## GIVEN INFORMATION
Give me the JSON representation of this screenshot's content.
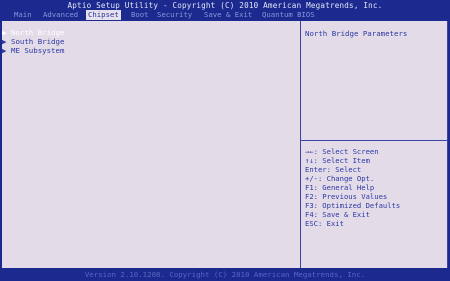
{
  "title": "Aptio Setup Utility - Copyright (C) 2010 American Megatrends, Inc.",
  "tabs": [
    {
      "label": "Main",
      "active": false
    },
    {
      "label": "Advanced",
      "active": false
    },
    {
      "label": "Chipset",
      "active": true
    },
    {
      "label": "Boot",
      "active": false
    },
    {
      "label": "Security",
      "active": false
    },
    {
      "label": "Save & Exit",
      "active": false
    },
    {
      "label": "Quantum BIOS",
      "active": false
    }
  ],
  "menu": {
    "items": [
      {
        "label": "North Bridge",
        "arrow": "▶",
        "selected": true
      },
      {
        "label": "South Bridge",
        "arrow": "▶",
        "selected": false
      },
      {
        "label": "ME Subsystem",
        "arrow": "▶",
        "selected": false
      }
    ]
  },
  "help": {
    "text": "North Bridge Parameters"
  },
  "keys": [
    "→←: Select Screen",
    "↑↓: Select Item",
    "Enter: Select",
    "+/-: Change Opt.",
    "F1: General Help",
    "F2: Previous Values",
    "F3: Optimized Defaults",
    "F4: Save & Exit",
    "ESC: Exit"
  ],
  "footer": "Version 2.10.1208. Copyright (C) 2010 American Megatrends, Inc.",
  "colors": {
    "background": "#1c2a8f",
    "panel": "#e3dbe8",
    "text": "#2c39a4",
    "highlight": "#ffffff"
  }
}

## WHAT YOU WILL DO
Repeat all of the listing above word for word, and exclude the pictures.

## WRITTEN SOLUTION
Give me the JSON representation of this screenshot's content.
{
  "title": "Aptio Setup Utility - Copyright (C) 2010 American Megatrends, Inc.",
  "tabs": [
    {
      "label": "Main",
      "active": false
    },
    {
      "label": "Advanced",
      "active": false
    },
    {
      "label": "Chipset",
      "active": true
    },
    {
      "label": "Boot",
      "active": false
    },
    {
      "label": "Security",
      "active": false
    },
    {
      "label": "Save & Exit",
      "active": false
    },
    {
      "label": "Quantum BIOS",
      "active": false
    }
  ],
  "menu": {
    "items": [
      {
        "label": "North Bridge",
        "arrow": "▶",
        "selected": true
      },
      {
        "label": "South Bridge",
        "arrow": "▶",
        "selected": false
      },
      {
        "label": "ME Subsystem",
        "arrow": "▶",
        "selected": false
      }
    ]
  },
  "help": {
    "text": "North Bridge Parameters"
  },
  "keys": [
    "→←: Select Screen",
    "↑↓: Select Item",
    "Enter: Select",
    "+/-: Change Opt.",
    "F1: General Help",
    "F2: Previous Values",
    "F3: Optimized Defaults",
    "F4: Save & Exit",
    "ESC: Exit"
  ],
  "footer": "Version 2.10.1208. Copyright (C) 2010 American Megatrends, Inc.",
  "colors": {
    "background": "#1c2a8f",
    "panel": "#e3dbe8",
    "text": "#2c39a4",
    "highlight": "#ffffff"
  }
}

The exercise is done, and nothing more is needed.